Activity:
Determine how many lines in this listing contain the word "USDTIRT" and report that number by itself.

The data:

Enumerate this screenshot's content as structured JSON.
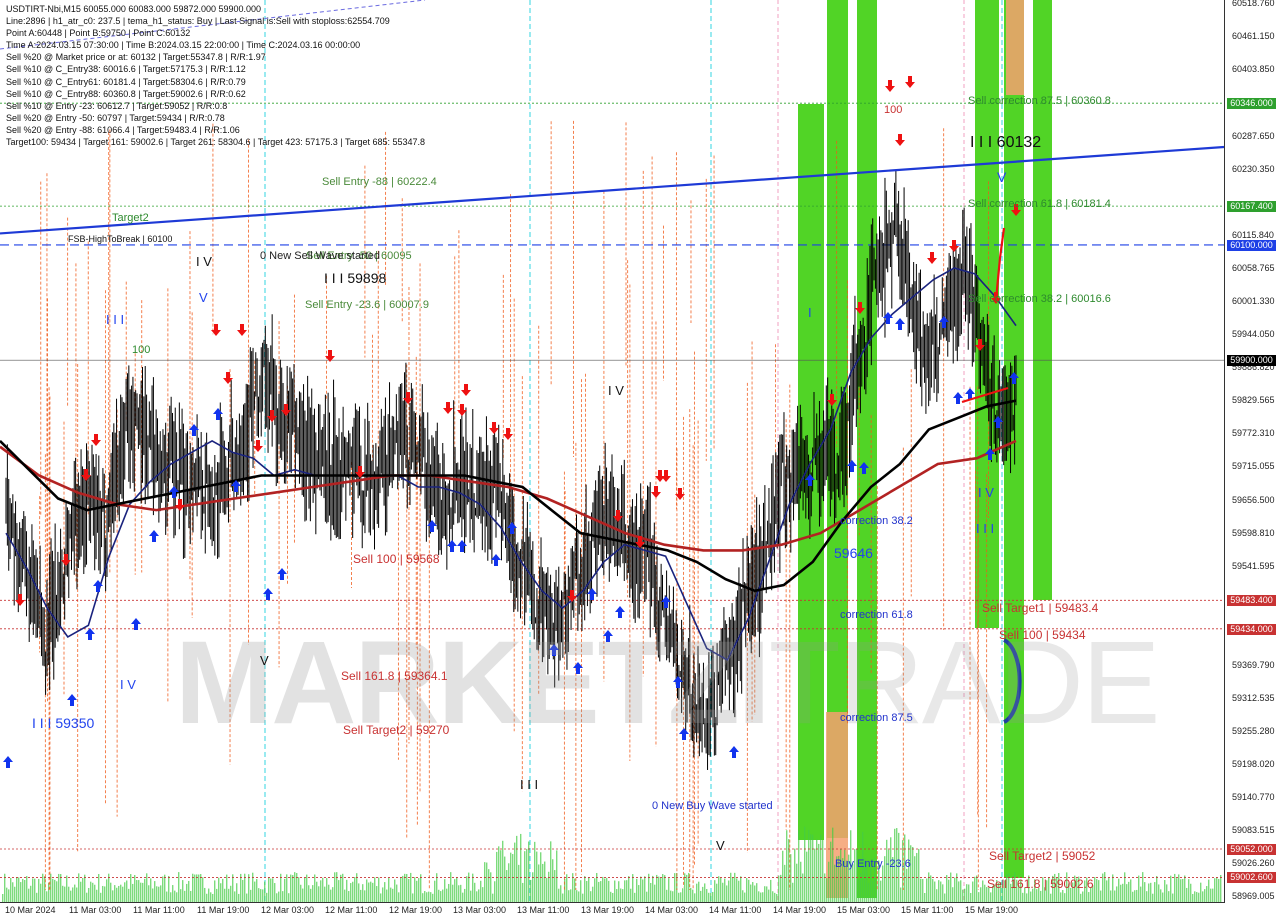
{
  "chart_data": {
    "type": "candlestick",
    "symbol": "USDTIRT-Nbi",
    "timeframe": "M15",
    "title": "USDTIRT-Nbi,M15  60055.000 60083.000 59872.000 59900.000",
    "info_lines": [
      "Line:2896 | h1_atr_c0: 237.5 | tema_h1_status: Buy | Last Signal is:Sell with stoploss:62554.709",
      "Point A:60448 | Point B:59750 | Point C:60132",
      "Time A:2024.03.15 07:30:00 | Time B:2024.03.15 22:00:00 | Time C:2024.03.16 00:00:00",
      "Sell %20 @ Market price or at: 60132 | Target:55347.8 | R/R:1.97",
      "Sell %10 @ C_Entry38: 60016.6 | Target:57175.3 | R/R:1.12",
      "Sell %10 @ C_Entry61: 60181.4 | Target:58304.6 | R/R:0.79",
      "Sell %10 @ C_Entry88: 60360.8 | Target:59002.6 | R/R:0.62",
      "Sell %10 @ Entry -23: 60612.7 | Target:59052 | R/R:0.8",
      "Sell %20 @ Entry -50: 60797 | Target:59434 | R/R:0.78",
      "Sell %20 @ Entry -88: 61066.4 | Target:59483.4 | R/R:1.06",
      "Target100: 59434 | Target 161: 59002.6 | Target 261: 58304.6 | Target 423: 57175.3 | Target 685: 55347.8"
    ],
    "y_ticks": [
      "60518.760",
      "60461.150",
      "60403.850",
      "60287.650",
      "60230.350",
      "60115.840",
      "60058.765",
      "60001.330",
      "59944.050",
      "59886.820",
      "59829.565",
      "59772.310",
      "59715.055",
      "59656.500",
      "59598.810",
      "59541.595",
      "59369.790",
      "59312.535",
      "59255.280",
      "59198.020",
      "59140.770",
      "59083.515",
      "59026.260",
      "58969.005"
    ],
    "price_tags": [
      {
        "label": "60346.000",
        "value": 60346,
        "color": "#2ea02e"
      },
      {
        "label": "60167.400",
        "value": 60167.4,
        "color": "#2ea02e"
      },
      {
        "label": "60100.000",
        "value": 60100,
        "color": "#1e40e6"
      },
      {
        "label": "59900.000",
        "value": 59900,
        "color": "#000000"
      },
      {
        "label": "59483.400",
        "value": 59483.4,
        "color": "#c83232"
      },
      {
        "label": "59434.000",
        "value": 59434,
        "color": "#c83232"
      },
      {
        "label": "59052.000",
        "value": 59052,
        "color": "#c83232"
      },
      {
        "label": "59002.600",
        "value": 59002.6,
        "color": "#c83232"
      }
    ],
    "x_ticks": [
      "10 Mar 2024",
      "11 Mar 03:00",
      "11 Mar 11:00",
      "11 Mar 19:00",
      "12 Mar 03:00",
      "12 Mar 11:00",
      "12 Mar 19:00",
      "13 Mar 03:00",
      "13 Mar 11:00",
      "13 Mar 19:00",
      "14 Mar 03:00",
      "14 Mar 11:00",
      "14 Mar 19:00",
      "15 Mar 03:00",
      "15 Mar 11:00",
      "15 Mar 19:00"
    ],
    "ylim": [
      58960,
      60525
    ],
    "horizontal_levels": [
      {
        "label": "Sell correction 87.5 | 60360.8",
        "value": 60346,
        "color": "#2ea02e"
      },
      {
        "label": "Sell correction 61.8 | 60181.4",
        "value": 60167.4,
        "color": "#2ea02e"
      },
      {
        "label": "FSB-HighToBreak | 60100",
        "value": 60100,
        "color": "#1e40e6"
      },
      {
        "label": "Sell Target1 | 59483.4",
        "value": 59483.4,
        "color": "#c83232"
      },
      {
        "label": "Sell 100 | 59434",
        "value": 59434,
        "color": "#c83232"
      },
      {
        "label": "Sell Target2 | 59052",
        "value": 59052,
        "color": "#c83232"
      },
      {
        "label": "Sell 161.8 | 59002.6",
        "value": 59002.6,
        "color": "#c83232"
      }
    ],
    "close_series_approx": [
      59650,
      59560,
      59470,
      59420,
      59520,
      59640,
      59660,
      59600,
      59720,
      59800,
      59780,
      59740,
      59700,
      59690,
      59720,
      59650,
      59700,
      59760,
      59810,
      59870,
      59790,
      59780,
      59750,
      59730,
      59720,
      59720,
      59700,
      59690,
      59720,
      59770,
      59740,
      59710,
      59650,
      59720,
      59690,
      59680,
      59650,
      59600,
      59540,
      59480,
      59450,
      59470,
      59540,
      59580,
      59620,
      59590,
      59560,
      59560,
      59480,
      59390,
      59330,
      59280,
      59320,
      59390,
      59460,
      59520,
      59620,
      59690,
      59720,
      59700,
      59760,
      59700,
      59860,
      59960,
      60050,
      60150,
      60050,
      59920,
      59930,
      60000,
      60040,
      60020,
      59840,
      59780,
      59860
    ],
    "ema_fast_approx": [
      59600,
      59540,
      59470,
      59420,
      59440,
      59560,
      59650,
      59690,
      59720,
      59740,
      59760,
      59740,
      59730,
      59700,
      59710,
      59700,
      59700,
      59700,
      59700,
      59700,
      59680,
      59680,
      59670,
      59650,
      59610,
      59550,
      59500,
      59470,
      59500,
      59550,
      59580,
      59570,
      59560,
      59480,
      59400,
      59380,
      59450,
      59550,
      59650,
      59720,
      59780,
      59880,
      59940,
      59980,
      60010,
      60040,
      60060,
      60050,
      60010,
      59960
    ],
    "ema_mid_approx": [
      59760,
      59710,
      59660,
      59640,
      59650,
      59660,
      59670,
      59680,
      59690,
      59700,
      59700,
      59700,
      59700,
      59700,
      59700,
      59700,
      59700,
      59690,
      59680,
      59640,
      59600,
      59590,
      59580,
      59570,
      59550,
      59520,
      59500,
      59510,
      59550,
      59620,
      59680,
      59720,
      59780,
      59800,
      59820,
      59830
    ],
    "ema_slow_approx": [
      59750,
      59700,
      59670,
      59650,
      59640,
      59650,
      59660,
      59670,
      59680,
      59690,
      59700,
      59700,
      59690,
      59680,
      59660,
      59630,
      59600,
      59580,
      59570,
      59570,
      59580,
      59600,
      59640,
      59680,
      59720,
      59730,
      59760
    ]
  },
  "annotations": {
    "sell_entry_88": "Sell Entry -88 | 60222.4",
    "sell_entry_50": "Sell Entry -50 | 60095",
    "new_sell_wave": "0 New Sell Wave started",
    "wave_label_iii_59898": "I I I 59898",
    "sell_entry_23": "Sell Entry -23.6 | 60007.9",
    "target2_green": "Target2",
    "fsb": "FSB-HighToBreak | 60100",
    "hundred": "100",
    "wave_iv_top": "I V",
    "wave_iii_blue": "I I I",
    "wave_iv_blue": "I V",
    "wave_iii_59350": "I I I 59350",
    "wave_v": "V",
    "sell_100": "Sell 100 | 59568",
    "sell_161": "Sell 161.8 | 59364.1",
    "sell_target2_left": "Sell Target2 | 59270",
    "wave_iv_mid": "I V",
    "wave_iii_low": "I I I",
    "new_buy_wave": "0 New Buy Wave started",
    "wave_v_low": "V",
    "wave_i_green": "I",
    "buy_59646": "59646",
    "correction_38": "correction 38.2",
    "correction_61": "correction 61.8",
    "correction_87": "correction 87.5",
    "buy_entry_23": "Buy Entry -23.6",
    "iii_60132": "I I I 60132",
    "wave_v_right": "V",
    "sell_corr_875": "Sell correction 87.5 | 60360.8",
    "sell_corr_618": "Sell correction 61.8 | 60181.4",
    "sell_corr_382": "Sell correction 38.2 | 60016.6",
    "wave_iv_right": "I V",
    "wave_iii_right": "I I I",
    "sell_target1": "Sell Target1 | 59483.4",
    "sell_100_right": "Sell 100 | 59434",
    "sell_target2": "Sell Target2 | 59052",
    "sell_161_right": "Sell 161.8 | 59002.6",
    "hundred_right": "100"
  },
  "watermark": {
    "bold": "MARKETZI",
    "thin": "TRADE"
  },
  "colors": {
    "bull_bear_candles": "#000000",
    "ema_fast": "#1a237e",
    "ema_mid": "#000000",
    "ema_slow": "#b22222",
    "trendline": "#1e3ad6",
    "orange_lines": "#f05a1a",
    "cyan_lines": "#33d6e0",
    "pink_lines": "#f0a0c0",
    "green_zones": "#33cc00",
    "volume": "#44cc44",
    "sell_arrow": "#ee1111",
    "buy_arrow": "#1133ee"
  }
}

Your response:
2